Start of Entries supplied

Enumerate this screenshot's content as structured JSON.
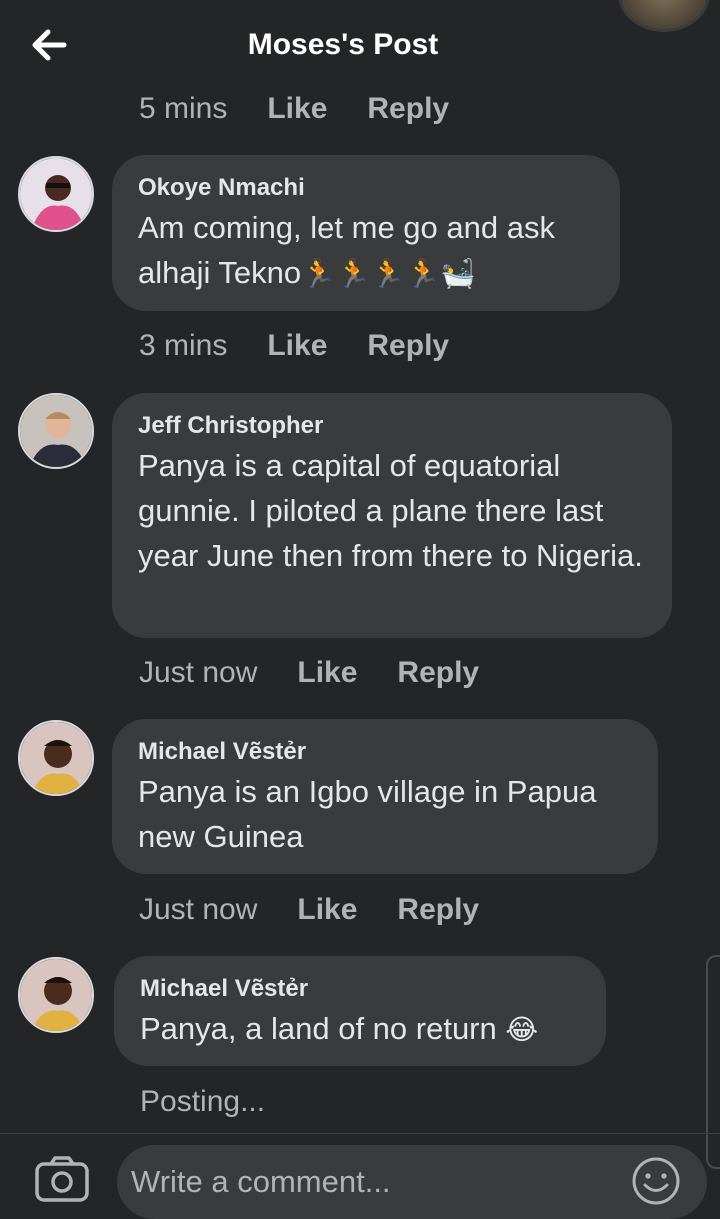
{
  "header": {
    "title": "Moses's Post",
    "back_icon": "arrow-left-icon"
  },
  "top_meta": {
    "time": "5 mins",
    "like": "Like",
    "reply": "Reply"
  },
  "comments": [
    {
      "author": "Okoye Nmachi",
      "text": "Am coming, let me go and ask alhaji Tekno",
      "emoji": "🏃🏃🏃🏃🛀",
      "time": "3 mins",
      "like": "Like",
      "reply": "Reply"
    },
    {
      "author": "Jeff Christopher",
      "text": "Panya is a capital of equatorial gunnie. I piloted a plane there last year June then from there to Nigeria.",
      "time": "Just now",
      "like": "Like",
      "reply": "Reply"
    },
    {
      "author": "Michael Vẽstẻr",
      "text": "Panya is an Igbo village in Papua new Guinea",
      "time": "Just now",
      "like": "Like",
      "reply": "Reply"
    },
    {
      "author": "Michael Vẽstẻr",
      "text": "Panya, a land of no return",
      "emoji": "😂",
      "status": "Posting..."
    }
  ],
  "composer": {
    "placeholder": "Write a comment...",
    "camera_icon": "camera-icon",
    "emoji_icon": "smiley-icon"
  },
  "colors": {
    "background": "#242526",
    "bubble": "#3a3b3c",
    "text": "#e4e6eb",
    "muted": "#b0b3b8"
  }
}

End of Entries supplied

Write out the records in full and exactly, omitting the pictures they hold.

#### [Written solution]
Enumerate this screenshot's content as structured JSON.
{
  "header": {
    "title": "Moses's Post",
    "back_icon": "arrow-left-icon"
  },
  "top_meta": {
    "time": "5 mins",
    "like": "Like",
    "reply": "Reply"
  },
  "comments": [
    {
      "author": "Okoye Nmachi",
      "text": "Am coming, let me go and ask alhaji Tekno",
      "emoji": "🏃🏃🏃🏃🛀",
      "time": "3 mins",
      "like": "Like",
      "reply": "Reply"
    },
    {
      "author": "Jeff Christopher",
      "text": "Panya is a capital of equatorial gunnie. I piloted a plane there last year June then from there to Nigeria.",
      "time": "Just now",
      "like": "Like",
      "reply": "Reply"
    },
    {
      "author": "Michael Vẽstẻr",
      "text": "Panya is an Igbo village in Papua new Guinea",
      "time": "Just now",
      "like": "Like",
      "reply": "Reply"
    },
    {
      "author": "Michael Vẽstẻr",
      "text": "Panya, a land of no return",
      "emoji": "😂",
      "status": "Posting..."
    }
  ],
  "composer": {
    "placeholder": "Write a comment...",
    "camera_icon": "camera-icon",
    "emoji_icon": "smiley-icon"
  },
  "colors": {
    "background": "#242526",
    "bubble": "#3a3b3c",
    "text": "#e4e6eb",
    "muted": "#b0b3b8"
  }
}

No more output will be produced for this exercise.